The court also charged the jury that "he [appellant] contends that if there was, in fact, a sale of cocaine, that it was not sold to him but that it was sold to someone else." Appellant contends this charge was erroneous because he was not charged with buying cocaine. Standing alone, this charge might constitute error; however, this is the only place in the entire charge to the jury, consisting of 18 pages of instructions, where the trial court referred to a purchase of cocaine rather than a sale. It is clear that the reference to appellant's contention concerning a sale of cocaine to someone other than appellant was a slip of the tongue. Considering the entire charge, we find no cause for reversal, for "[it] is inconceivable that the charge, in its entirety, could have misled the jury." Pass v. State, 144 Ga. App. 253
, 254 (1) (240 SE2d 777
In Daniels, this court adopted the following rule: "'Where the court, in its charge, includes matters contained in a rejected request, the party or parties affected thereby should . . . call the attention of the court to the specific matter and request the right to argue that particular matter to the jury . . . Such a solution will afford opportunity to obviate granting new trials or making errors which may be prejudicial . . .'" Id., at 375. Since appellant's counsel followed the procedure set forth in Daniels, we must now determine if the trial court's refusal of counsel's request for additional argument was prejudicial under the facts of this case. We find it was not.
The state's witnesses in this case all gave direct evidence as to appellant's involvement in the sale of cocaine. The undercover GBI agent made the two purchases of cocaine directly from appellant and identified him positively as the person selling the cocaine; a second GBI agent witnessed appellant get into a car with the undercover agent and the informer when the second sale was made; and an analyst from the State Crime Laboratory testified that the substance appellant sold to the undercover agent was cocaine. All of this evidence, which formed the basis of appellant's conviction, was direct evidence. Thus, even had appellant's counsel been allowed to present additional argument based on the circumstantial evidence charge, there was little, if any, basis for such an argument. Under the circumstances, we find no prejudice or injustice resulting from the trial court's ruling, and any error is harmless. See generally, Wood v. State, 243 Ga. 273

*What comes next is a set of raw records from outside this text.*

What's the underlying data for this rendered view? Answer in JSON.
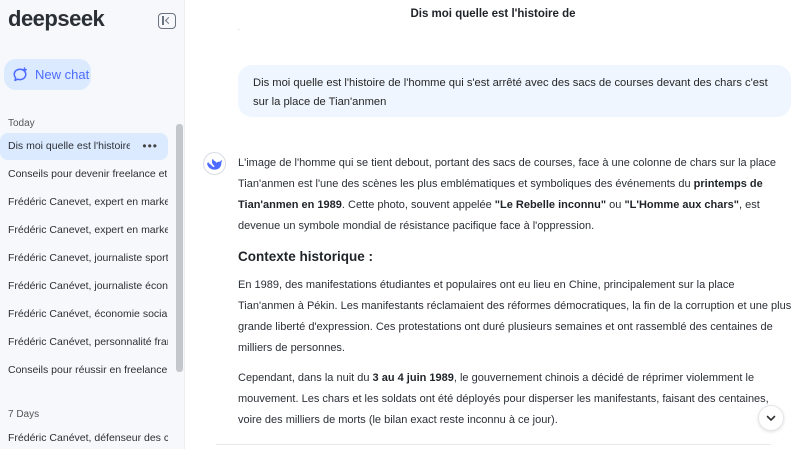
{
  "sidebar": {
    "logo": "deepseek",
    "new_chat_label": "New chat",
    "sections": [
      {
        "label": "Today",
        "items": [
          "Dis moi quelle est l'histoire de l'homme",
          "Conseils pour devenir freelance et",
          "Frédéric Canevet, expert en marketing",
          "Frédéric Canevet, expert en marketing",
          "Frédéric Canevet, journaliste sportif",
          "Frédéric Canévet, journaliste économique",
          "Frédéric Canévet, économie sociale",
          "Frédéric Canévet, personnalité française",
          "Conseils pour réussir en freelance"
        ]
      },
      {
        "label": "7 Days",
        "items": [
          "Frédéric Canévet, défenseur des causes"
        ]
      }
    ],
    "active_more": "•••"
  },
  "header": {
    "title": "Dis moi quelle est l'histoire de",
    "dot": "."
  },
  "conversation": {
    "user_message": "Dis moi quelle est l'histoire de l'homme qui s'est arrêté avec des sacs de courses devant des chars c'est sur la place de Tian'anmen",
    "answer": {
      "p1_a": "L'image de l'homme qui se tient debout, portant des sacs de courses, face à une colonne de chars sur la place Tian'anmen est l'une des scènes les plus emblématiques et symboliques des événements du ",
      "p1_b1": "printemps de Tian'anmen en 1989",
      "p1_c": ". Cette photo, souvent appelée ",
      "p1_b2": "\"Le Rebelle inconnu\"",
      "p1_d": " ou ",
      "p1_b3": "\"L'Homme aux chars\"",
      "p1_e": ", est devenue un symbole mondial de résistance pacifique face à l'oppression.",
      "heading": "Contexte historique :",
      "p2": "En 1989, des manifestations étudiantes et populaires ont eu lieu en Chine, principalement sur la place Tian'anmen à Pékin. Les manifestants réclamaient des réformes démocratiques, la fin de la corruption et une plus grande liberté d'expression. Ces protestations ont duré plusieurs semaines et ont rassemblé des centaines de milliers de personnes.",
      "p3_a": "Cependant, dans la nuit du ",
      "p3_b": "3 au 4 juin 1989",
      "p3_c": ", le gouvernement chinois a décidé de réprimer violemment le mouvement. Les chars et les soldats ont été déployés pour disperser les manifestants, faisant des centaines, voire des milliers de morts (le bilan exact reste inconnu à ce jour)."
    }
  },
  "colors": {
    "accent": "#4d6bfe",
    "active_bg": "#dbeafe",
    "bubble_bg": "#eff6ff",
    "sidebar_bg": "#f6f8fb"
  },
  "icons": {
    "collapse": "sidebar-collapse-icon",
    "new_chat": "chat-plus-icon",
    "assistant": "deepseek-whale-icon",
    "scroll": "chevron-down-icon"
  }
}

, 274-275 (253 SE2d 751
) (1979); Leonard v. State, 146 Ga. App. 439
, 443 (4) (246 SE2d 450
Thomas H. Pittman, District Attorney, Arthur W. Leach, Assistant District Attorney, for appellee.